The adequacy of elementary teachers' preparation to work with literature and literature-based literacy programs has recently been called into question (Beach, 1992; Walmsley, 1992; Walmsley and Walp, 1990; Zarillo, 1989). When visiting elementary classrooms categorized as literature-based one may well recognize a number of teachers who are doing an excellent job. However, one is perhaps more likely to encounter whole classes reading the same novel followed by worksheets that address only literal level questions, literature units focused on inane themes such as "Stuffed Animals That Come Alive" (Zarillo, 1989, p. 26), or self-selected and self-paced reading followed by activities which are fun but that lack any learning focus, such as writing fan mail to the author and making crayon portraits of favorite characters.
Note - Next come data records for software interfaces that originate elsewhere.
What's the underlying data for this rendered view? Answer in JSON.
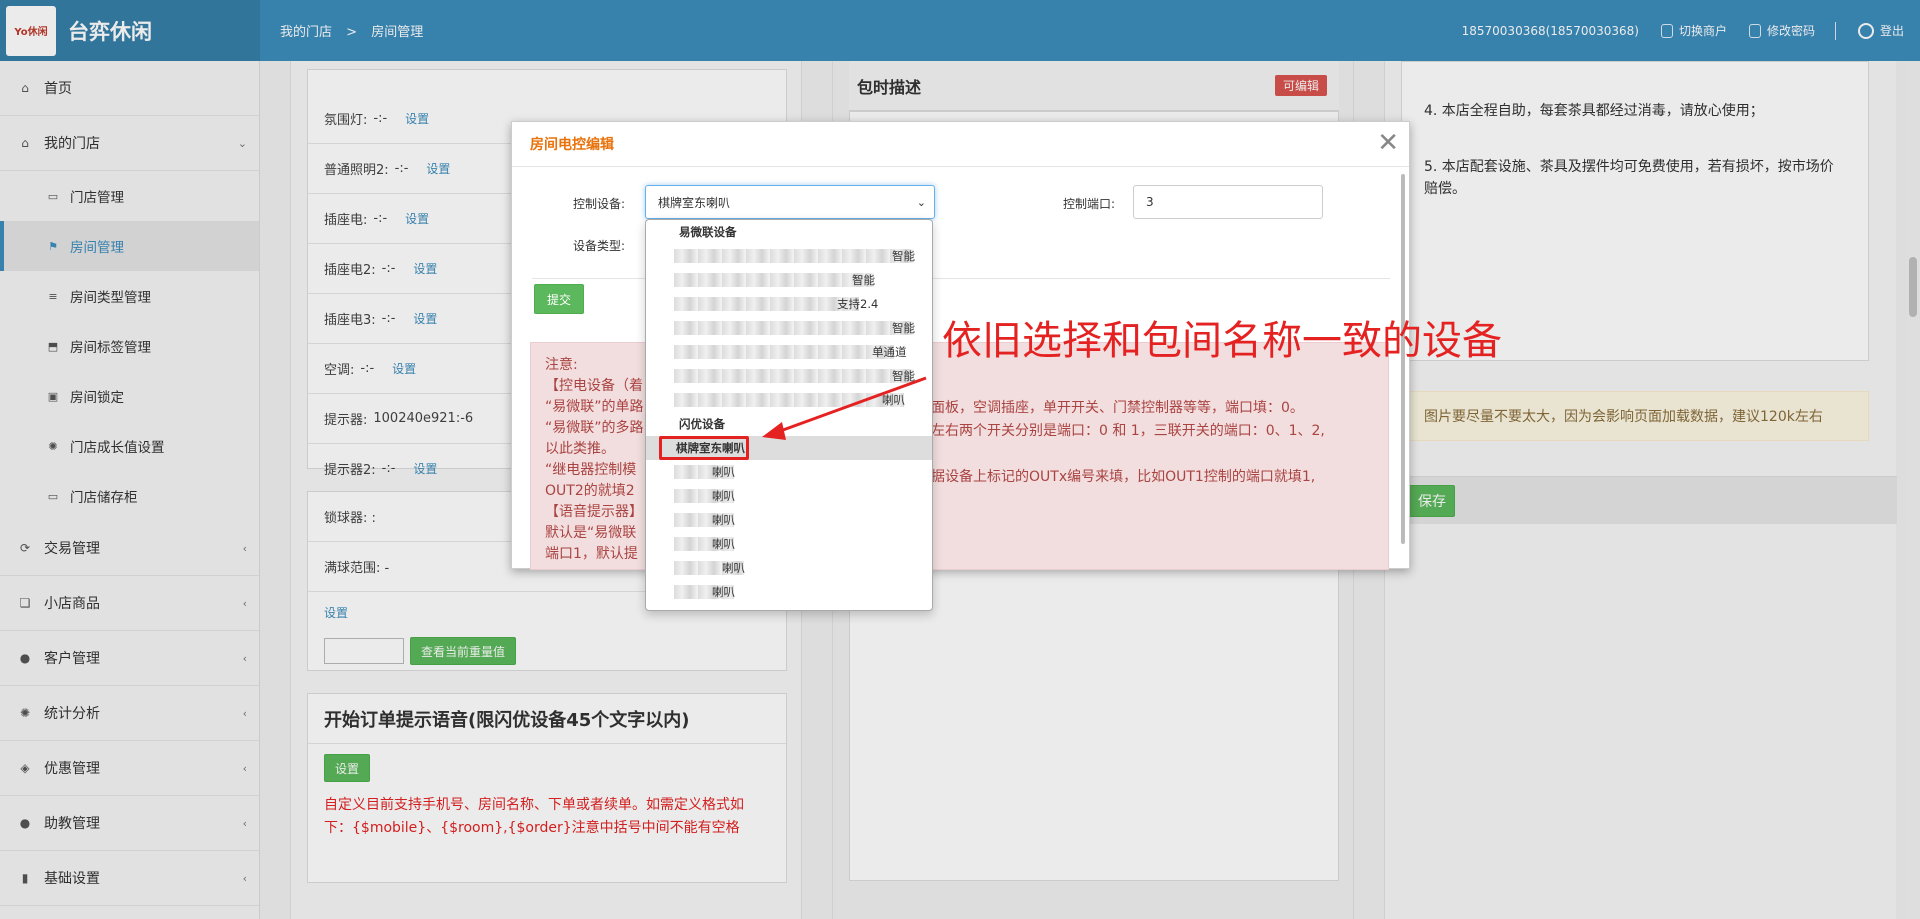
{
  "header": {
    "brand": "台弈休闲",
    "logo_text": "Yo休闲",
    "breadcrumb": [
      "我的门店",
      ">",
      "房间管理"
    ],
    "account": "18570030368(18570030368)",
    "switch_label": "切换商户",
    "password_label": "修改密码",
    "logout_label": "登出"
  },
  "sidebar": {
    "items": [
      {
        "label": "首页",
        "icon": "home-icon"
      },
      {
        "label": "我的门店",
        "icon": "home-icon",
        "chev": "⌄"
      },
      {
        "label": "门店管理",
        "icon": "inbox-icon"
      },
      {
        "label": "房间管理",
        "icon": "flag-icon"
      },
      {
        "label": "房间类型管理",
        "icon": "list-icon"
      },
      {
        "label": "房间标签管理",
        "icon": "bookmark-icon"
      },
      {
        "label": "房间锁定",
        "icon": "lock-icon"
      },
      {
        "label": "门店成长值设置",
        "icon": "gear-icon"
      },
      {
        "label": "门店储存柜",
        "icon": "inbox-icon"
      },
      {
        "label": "交易管理",
        "icon": "refresh-icon",
        "chev": "‹"
      },
      {
        "label": "小店商品",
        "icon": "gift-icon",
        "chev": "‹"
      },
      {
        "label": "客户管理",
        "icon": "user-icon",
        "chev": "‹"
      },
      {
        "label": "统计分析",
        "icon": "gear-icon",
        "chev": "‹"
      },
      {
        "label": "优惠管理",
        "icon": "tags-icon",
        "chev": "‹"
      },
      {
        "label": "助教管理",
        "icon": "user-icon",
        "chev": "‹"
      },
      {
        "label": "基础设置",
        "icon": "barcode-icon",
        "chev": "‹"
      }
    ]
  },
  "devices": {
    "rows": [
      {
        "name": "氛围灯:",
        "value": "-:-",
        "link": "设置"
      },
      {
        "name": "普通照明2:",
        "value": "-:-",
        "link": "设置"
      },
      {
        "name": "插座电:",
        "value": "-:-",
        "link": "设置"
      },
      {
        "name": "插座电2:",
        "value": "-:-",
        "link": "设置"
      },
      {
        "name": "插座电3:",
        "value": "-:-",
        "link": "设置"
      },
      {
        "name": "空调:",
        "value": "-:-",
        "link": "设置"
      },
      {
        "name": "提示器:",
        "value": "100240e921:-6",
        "link": ""
      },
      {
        "name": "提示器2:",
        "value": "-:-",
        "link": "设置"
      }
    ]
  },
  "lock": {
    "ball_label": "锁球器: :",
    "range_label": "满球范围: -",
    "set_link": "设置",
    "query_button": "查看当前重量值"
  },
  "voice": {
    "title": "开始订单提示语音(限闪优设备45个文字以内)",
    "set_button": "设置",
    "hint": "自定义目前支持手机号、房间名称、下单或者续单。如需定义格式如下：{$mobile}、{$room},{$order}注意中括号中间不能有空格"
  },
  "middle": {
    "title": "包时描述",
    "badge": "可编辑"
  },
  "right": {
    "line4": "4. 本店全程自助，每套茶具都经过消毒，请放心使用；",
    "line5": "5. 本店配套设施、茶具及摆件均可免费使用，若有损坏，按市场价赔偿。",
    "warn": "图片要尽量不要太大，因为会影响页面加载数据，建议120k左右",
    "save_button": "保存"
  },
  "modal": {
    "title": "房间电控编辑",
    "device_label": "控制设备:",
    "device_value": "棋牌室东喇叭",
    "type_label": "设备类型:",
    "port_label": "控制端口:",
    "port_value": "3",
    "submit": "提交",
    "note_left": [
      "注意:",
      "【控电设备（着",
      "“易微联”的单路",
      "“易微联”的多路",
      "以此类推。",
      "“继电器控制模",
      "OUT2的就填2",
      "【语音提示器】",
      "默认是“易微联",
      "端口1，默认提"
    ],
    "note_right": [
      "面板，空调插座，单开开关、门禁控制器等等，端口填：0。",
      "左右两个开关分别是端口：0 和 1，三联开关的端口：0、1、2,",
      "",
      "据设备上标记的OUTx编号来填，比如OUT1控制的端口就填1,"
    ]
  },
  "dropdown": {
    "groups": [
      {
        "label": "易微联设备",
        "options": [
          "智能",
          "智能",
          "支持2.4",
          "智能",
          "单通道",
          "智能",
          "喇叭"
        ]
      },
      {
        "label": "闪优设备",
        "options": [
          "棋牌室东喇叭",
          "喇叭",
          "喇叭",
          "喇叭",
          "喇叭",
          "喇叭",
          "喇叭"
        ]
      }
    ],
    "selected": "棋牌室东喇叭"
  },
  "annotation": "依旧选择和包间名称一致的设备",
  "colors": {
    "brand": "#3c8dbc",
    "annotation": "#e52222",
    "warning": "#e8720c"
  }
}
Beach, J. D. (1993). Literacy Through Literature: The Role of Comparison. Reading Horizons: A Journal of Literacy and Language Arts, 33 (5). Retrieved from https://scholarworks.wmich.edu/reading_horizons/vol33/iss5/3